→ Activity
From the first line to the last, print the data exactly.

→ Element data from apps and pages
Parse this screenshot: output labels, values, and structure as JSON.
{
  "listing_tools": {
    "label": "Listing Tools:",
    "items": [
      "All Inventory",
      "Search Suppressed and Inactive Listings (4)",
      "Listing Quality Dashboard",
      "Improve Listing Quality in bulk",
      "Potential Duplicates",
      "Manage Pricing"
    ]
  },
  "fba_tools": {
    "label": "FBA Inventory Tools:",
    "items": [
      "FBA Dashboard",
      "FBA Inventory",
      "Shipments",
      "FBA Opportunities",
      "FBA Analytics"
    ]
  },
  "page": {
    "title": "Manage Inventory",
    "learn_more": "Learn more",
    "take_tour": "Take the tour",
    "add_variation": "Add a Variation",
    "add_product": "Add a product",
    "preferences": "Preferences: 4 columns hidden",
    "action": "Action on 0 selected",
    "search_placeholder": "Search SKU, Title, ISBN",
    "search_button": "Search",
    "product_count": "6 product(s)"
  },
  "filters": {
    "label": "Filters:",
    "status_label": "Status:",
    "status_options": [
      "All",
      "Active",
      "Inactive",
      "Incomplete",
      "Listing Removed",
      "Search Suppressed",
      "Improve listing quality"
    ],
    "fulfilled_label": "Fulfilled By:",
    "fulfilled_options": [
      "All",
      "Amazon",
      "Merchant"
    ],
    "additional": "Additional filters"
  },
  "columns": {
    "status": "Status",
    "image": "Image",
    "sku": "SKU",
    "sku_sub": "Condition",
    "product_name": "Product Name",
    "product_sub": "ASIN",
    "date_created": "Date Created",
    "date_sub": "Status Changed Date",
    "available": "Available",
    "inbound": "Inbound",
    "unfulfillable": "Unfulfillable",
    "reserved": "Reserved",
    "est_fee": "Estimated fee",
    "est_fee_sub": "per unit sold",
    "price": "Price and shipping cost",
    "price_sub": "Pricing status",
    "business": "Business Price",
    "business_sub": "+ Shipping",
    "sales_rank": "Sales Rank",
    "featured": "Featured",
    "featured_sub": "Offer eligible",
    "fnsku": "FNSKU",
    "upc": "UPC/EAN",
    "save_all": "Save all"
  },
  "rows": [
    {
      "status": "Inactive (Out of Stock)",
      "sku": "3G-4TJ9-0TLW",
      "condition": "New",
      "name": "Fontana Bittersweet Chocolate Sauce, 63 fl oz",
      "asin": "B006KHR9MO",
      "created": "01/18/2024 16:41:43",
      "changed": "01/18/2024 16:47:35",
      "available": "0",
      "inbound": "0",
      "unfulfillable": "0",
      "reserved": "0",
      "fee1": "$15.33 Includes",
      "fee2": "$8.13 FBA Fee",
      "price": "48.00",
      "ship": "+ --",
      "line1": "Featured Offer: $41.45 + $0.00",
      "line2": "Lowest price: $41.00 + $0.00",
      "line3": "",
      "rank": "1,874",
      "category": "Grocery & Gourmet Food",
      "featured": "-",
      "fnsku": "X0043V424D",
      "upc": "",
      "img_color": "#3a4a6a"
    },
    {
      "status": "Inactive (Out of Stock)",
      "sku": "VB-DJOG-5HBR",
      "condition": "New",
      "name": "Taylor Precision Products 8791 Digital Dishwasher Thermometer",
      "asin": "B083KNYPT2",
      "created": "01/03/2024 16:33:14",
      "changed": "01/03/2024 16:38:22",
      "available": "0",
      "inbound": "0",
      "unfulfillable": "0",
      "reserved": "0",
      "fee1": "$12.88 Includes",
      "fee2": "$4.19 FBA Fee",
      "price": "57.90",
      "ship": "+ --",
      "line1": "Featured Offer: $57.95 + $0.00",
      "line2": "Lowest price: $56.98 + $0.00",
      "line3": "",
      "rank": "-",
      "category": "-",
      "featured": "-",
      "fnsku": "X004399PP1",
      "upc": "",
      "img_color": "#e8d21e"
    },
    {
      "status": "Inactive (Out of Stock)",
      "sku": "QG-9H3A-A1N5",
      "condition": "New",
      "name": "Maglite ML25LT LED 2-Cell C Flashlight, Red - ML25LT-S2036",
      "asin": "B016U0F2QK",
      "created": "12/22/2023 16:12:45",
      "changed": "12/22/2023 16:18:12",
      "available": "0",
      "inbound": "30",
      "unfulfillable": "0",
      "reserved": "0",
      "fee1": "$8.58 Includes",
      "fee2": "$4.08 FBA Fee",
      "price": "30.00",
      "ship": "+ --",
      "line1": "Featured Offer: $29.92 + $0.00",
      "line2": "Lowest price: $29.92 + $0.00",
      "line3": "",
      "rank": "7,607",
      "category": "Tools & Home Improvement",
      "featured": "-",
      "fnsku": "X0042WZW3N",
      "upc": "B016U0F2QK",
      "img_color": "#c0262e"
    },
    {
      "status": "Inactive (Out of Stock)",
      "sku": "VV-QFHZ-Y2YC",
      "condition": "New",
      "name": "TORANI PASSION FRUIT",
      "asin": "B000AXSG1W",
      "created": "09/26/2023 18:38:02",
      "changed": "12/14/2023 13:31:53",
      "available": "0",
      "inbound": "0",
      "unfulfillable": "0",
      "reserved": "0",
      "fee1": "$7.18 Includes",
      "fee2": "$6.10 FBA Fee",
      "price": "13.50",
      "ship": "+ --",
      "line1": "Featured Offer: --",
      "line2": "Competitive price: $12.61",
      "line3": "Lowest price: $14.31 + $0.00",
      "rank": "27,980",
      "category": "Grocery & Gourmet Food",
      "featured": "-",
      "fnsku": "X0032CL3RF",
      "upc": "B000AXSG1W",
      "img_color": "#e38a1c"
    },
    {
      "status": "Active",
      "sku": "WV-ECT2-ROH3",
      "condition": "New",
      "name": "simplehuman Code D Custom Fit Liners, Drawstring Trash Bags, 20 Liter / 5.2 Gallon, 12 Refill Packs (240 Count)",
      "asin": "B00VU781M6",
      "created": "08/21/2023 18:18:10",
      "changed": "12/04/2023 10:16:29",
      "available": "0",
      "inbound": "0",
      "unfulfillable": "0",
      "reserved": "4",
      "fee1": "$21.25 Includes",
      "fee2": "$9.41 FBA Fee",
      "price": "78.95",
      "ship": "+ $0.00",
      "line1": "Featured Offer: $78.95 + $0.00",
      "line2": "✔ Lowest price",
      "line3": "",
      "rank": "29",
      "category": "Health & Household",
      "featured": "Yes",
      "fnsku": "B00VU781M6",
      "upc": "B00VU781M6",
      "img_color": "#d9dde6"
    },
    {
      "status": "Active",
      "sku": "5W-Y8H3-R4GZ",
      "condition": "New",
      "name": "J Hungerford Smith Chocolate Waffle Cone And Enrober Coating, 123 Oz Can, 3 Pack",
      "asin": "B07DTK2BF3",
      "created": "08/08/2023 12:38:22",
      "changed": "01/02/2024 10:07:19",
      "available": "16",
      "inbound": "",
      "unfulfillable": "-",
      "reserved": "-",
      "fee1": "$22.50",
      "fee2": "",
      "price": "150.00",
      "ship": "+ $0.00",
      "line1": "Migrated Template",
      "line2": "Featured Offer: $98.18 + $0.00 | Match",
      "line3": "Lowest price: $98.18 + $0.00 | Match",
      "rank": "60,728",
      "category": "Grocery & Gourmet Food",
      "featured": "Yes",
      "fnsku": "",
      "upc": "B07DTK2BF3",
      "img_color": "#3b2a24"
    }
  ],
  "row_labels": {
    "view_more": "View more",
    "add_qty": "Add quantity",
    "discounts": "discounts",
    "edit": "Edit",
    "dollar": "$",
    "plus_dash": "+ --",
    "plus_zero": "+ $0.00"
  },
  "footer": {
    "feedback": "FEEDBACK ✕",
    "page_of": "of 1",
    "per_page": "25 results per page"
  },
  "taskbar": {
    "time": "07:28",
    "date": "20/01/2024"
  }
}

→ Output of the exercise
Parse this screenshot: output labels, values, and structure as JSON.
{
  "listing_tools": {
    "label": "Listing Tools:",
    "items": [
      "All Inventory",
      "Search Suppressed and Inactive Listings (4)",
      "Listing Quality Dashboard",
      "Improve Listing Quality in bulk",
      "Potential Duplicates",
      "Manage Pricing"
    ]
  },
  "fba_tools": {
    "label": "FBA Inventory Tools:",
    "items": [
      "FBA Dashboard",
      "FBA Inventory",
      "Shipments",
      "FBA Opportunities",
      "FBA Analytics"
    ]
  },
  "page": {
    "title": "Manage Inventory",
    "learn_more": "Learn more",
    "take_tour": "Take the tour",
    "add_variation": "Add a Variation",
    "add_product": "Add a product",
    "preferences": "Preferences: 4 columns hidden",
    "action": "Action on 0 selected",
    "search_placeholder": "Search SKU, Title, ISBN",
    "search_button": "Search",
    "product_count": "6 product(s)"
  },
  "filters": {
    "label": "Filters:",
    "status_label": "Status:",
    "status_options": [
      "All",
      "Active",
      "Inactive",
      "Incomplete",
      "Listing Removed",
      "Search Suppressed",
      "Improve listing quality"
    ],
    "fulfilled_label": "Fulfilled By:",
    "fulfilled_options": [
      "All",
      "Amazon",
      "Merchant"
    ],
    "additional": "Additional filters"
  },
  "columns": {
    "status": "Status",
    "image": "Image",
    "sku": "SKU",
    "sku_sub": "Condition",
    "product_name": "Product Name",
    "product_sub": "ASIN",
    "date_created": "Date Created",
    "date_sub": "Status Changed Date",
    "available": "Available",
    "inbound": "Inbound",
    "unfulfillable": "Unfulfillable",
    "reserved": "Reserved",
    "est_fee": "Estimated fee",
    "est_fee_sub": "per unit sold",
    "price": "Price and shipping cost",
    "price_sub": "Pricing status",
    "business": "Business Price",
    "business_sub": "+ Shipping",
    "sales_rank": "Sales Rank",
    "featured": "Featured",
    "featured_sub": "Offer eligible",
    "fnsku": "FNSKU",
    "upc": "UPC/EAN",
    "save_all": "Save all"
  },
  "rows": [
    {
      "status": "Inactive (Out of Stock)",
      "sku": "3G-4TJ9-0TLW",
      "condition": "New",
      "name": "Fontana Bittersweet Chocolate Sauce, 63 fl oz",
      "asin": "B006KHR9MO",
      "created": "01/18/2024 16:41:43",
      "changed": "01/18/2024 16:47:35",
      "available": "0",
      "inbound": "0",
      "unfulfillable": "0",
      "reserved": "0",
      "fee1": "$15.33 Includes",
      "fee2": "$8.13 FBA Fee",
      "price": "48.00",
      "ship": "+ --",
      "line1": "Featured Offer: $41.45 + $0.00",
      "line2": "Lowest price: $41.00 + $0.00",
      "line3": "",
      "rank": "1,874",
      "category": "Grocery & Gourmet Food",
      "featured": "-",
      "fnsku": "X0043V424D",
      "upc": "",
      "img_color": "#3a4a6a"
    },
    {
      "status": "Inactive (Out of Stock)",
      "sku": "VB-DJOG-5HBR",
      "condition": "New",
      "name": "Taylor Precision Products 8791 Digital Dishwasher Thermometer",
      "asin": "B083KNYPT2",
      "created": "01/03/2024 16:33:14",
      "changed": "01/03/2024 16:38:22",
      "available": "0",
      "inbound": "0",
      "unfulfillable": "0",
      "reserved": "0",
      "fee1": "$12.88 Includes",
      "fee2": "$4.19 FBA Fee",
      "price": "57.90",
      "ship": "+ --",
      "line1": "Featured Offer: $57.95 + $0.00",
      "line2": "Lowest price: $56.98 + $0.00",
      "line3": "",
      "rank": "-",
      "category": "-",
      "featured": "-",
      "fnsku": "X004399PP1",
      "upc": "",
      "img_color": "#e8d21e"
    },
    {
      "status": "Inactive (Out of Stock)",
      "sku": "QG-9H3A-A1N5",
      "condition": "New",
      "name": "Maglite ML25LT LED 2-Cell C Flashlight, Red - ML25LT-S2036",
      "asin": "B016U0F2QK",
      "created": "12/22/2023 16:12:45",
      "changed": "12/22/2023 16:18:12",
      "available": "0",
      "inbound": "30",
      "unfulfillable": "0",
      "reserved": "0",
      "fee1": "$8.58 Includes",
      "fee2": "$4.08 FBA Fee",
      "price": "30.00",
      "ship": "+ --",
      "line1": "Featured Offer: $29.92 + $0.00",
      "line2": "Lowest price: $29.92 + $0.00",
      "line3": "",
      "rank": "7,607",
      "category": "Tools & Home Improvement",
      "featured": "-",
      "fnsku": "X0042WZW3N",
      "upc": "B016U0F2QK",
      "img_color": "#c0262e"
    },
    {
      "status": "Inactive (Out of Stock)",
      "sku": "VV-QFHZ-Y2YC",
      "condition": "New",
      "name": "TORANI PASSION FRUIT",
      "asin": "B000AXSG1W",
      "created": "09/26/2023 18:38:02",
      "changed": "12/14/2023 13:31:53",
      "available": "0",
      "inbound": "0",
      "unfulfillable": "0",
      "reserved": "0",
      "fee1": "$7.18 Includes",
      "fee2": "$6.10 FBA Fee",
      "price": "13.50",
      "ship": "+ --",
      "line1": "Featured Offer: --",
      "line2": "Competitive price: $12.61",
      "line3": "Lowest price: $14.31 + $0.00",
      "rank": "27,980",
      "category": "Grocery & Gourmet Food",
      "featured": "-",
      "fnsku": "X0032CL3RF",
      "upc": "B000AXSG1W",
      "img_color": "#e38a1c"
    },
    {
      "status": "Active",
      "sku": "WV-ECT2-ROH3",
      "condition": "New",
      "name": "simplehuman Code D Custom Fit Liners, Drawstring Trash Bags, 20 Liter / 5.2 Gallon, 12 Refill Packs (240 Count)",
      "asin": "B00VU781M6",
      "created": "08/21/2023 18:18:10",
      "changed": "12/04/2023 10:16:29",
      "available": "0",
      "inbound": "0",
      "unfulfillable": "0",
      "reserved": "4",
      "fee1": "$21.25 Includes",
      "fee2": "$9.41 FBA Fee",
      "price": "78.95",
      "ship": "+ $0.00",
      "line1": "Featured Offer: $78.95 + $0.00",
      "line2": "✔ Lowest price",
      "line3": "",
      "rank": "29",
      "category": "Health & Household",
      "featured": "Yes",
      "fnsku": "B00VU781M6",
      "upc": "B00VU781M6",
      "img_color": "#d9dde6"
    },
    {
      "status": "Active",
      "sku": "5W-Y8H3-R4GZ",
      "condition": "New",
      "name": "J Hungerford Smith Chocolate Waffle Cone And Enrober Coating, 123 Oz Can, 3 Pack",
      "asin": "B07DTK2BF3",
      "created": "08/08/2023 12:38:22",
      "changed": "01/02/2024 10:07:19",
      "available": "16",
      "inbound": "",
      "unfulfillable": "-",
      "reserved": "-",
      "fee1": "$22.50",
      "fee2": "",
      "price": "150.00",
      "ship": "+ $0.00",
      "line1": "Migrated Template",
      "line2": "Featured Offer: $98.18 + $0.00 | Match",
      "line3": "Lowest price: $98.18 + $0.00 | Match",
      "rank": "60,728",
      "category": "Grocery & Gourmet Food",
      "featured": "Yes",
      "fnsku": "",
      "upc": "B07DTK2BF3",
      "img_color": "#3b2a24"
    }
  ],
  "row_labels": {
    "view_more": "View more",
    "add_qty": "Add quantity",
    "discounts": "discounts",
    "edit": "Edit",
    "dollar": "$",
    "plus_dash": "+ --",
    "plus_zero": "+ $0.00"
  },
  "footer": {
    "feedback": "FEEDBACK ✕",
    "page_of": "of 1",
    "per_page": "25 results per page"
  },
  "taskbar": {
    "time": "07:28",
    "date": "20/01/2024"
  }
}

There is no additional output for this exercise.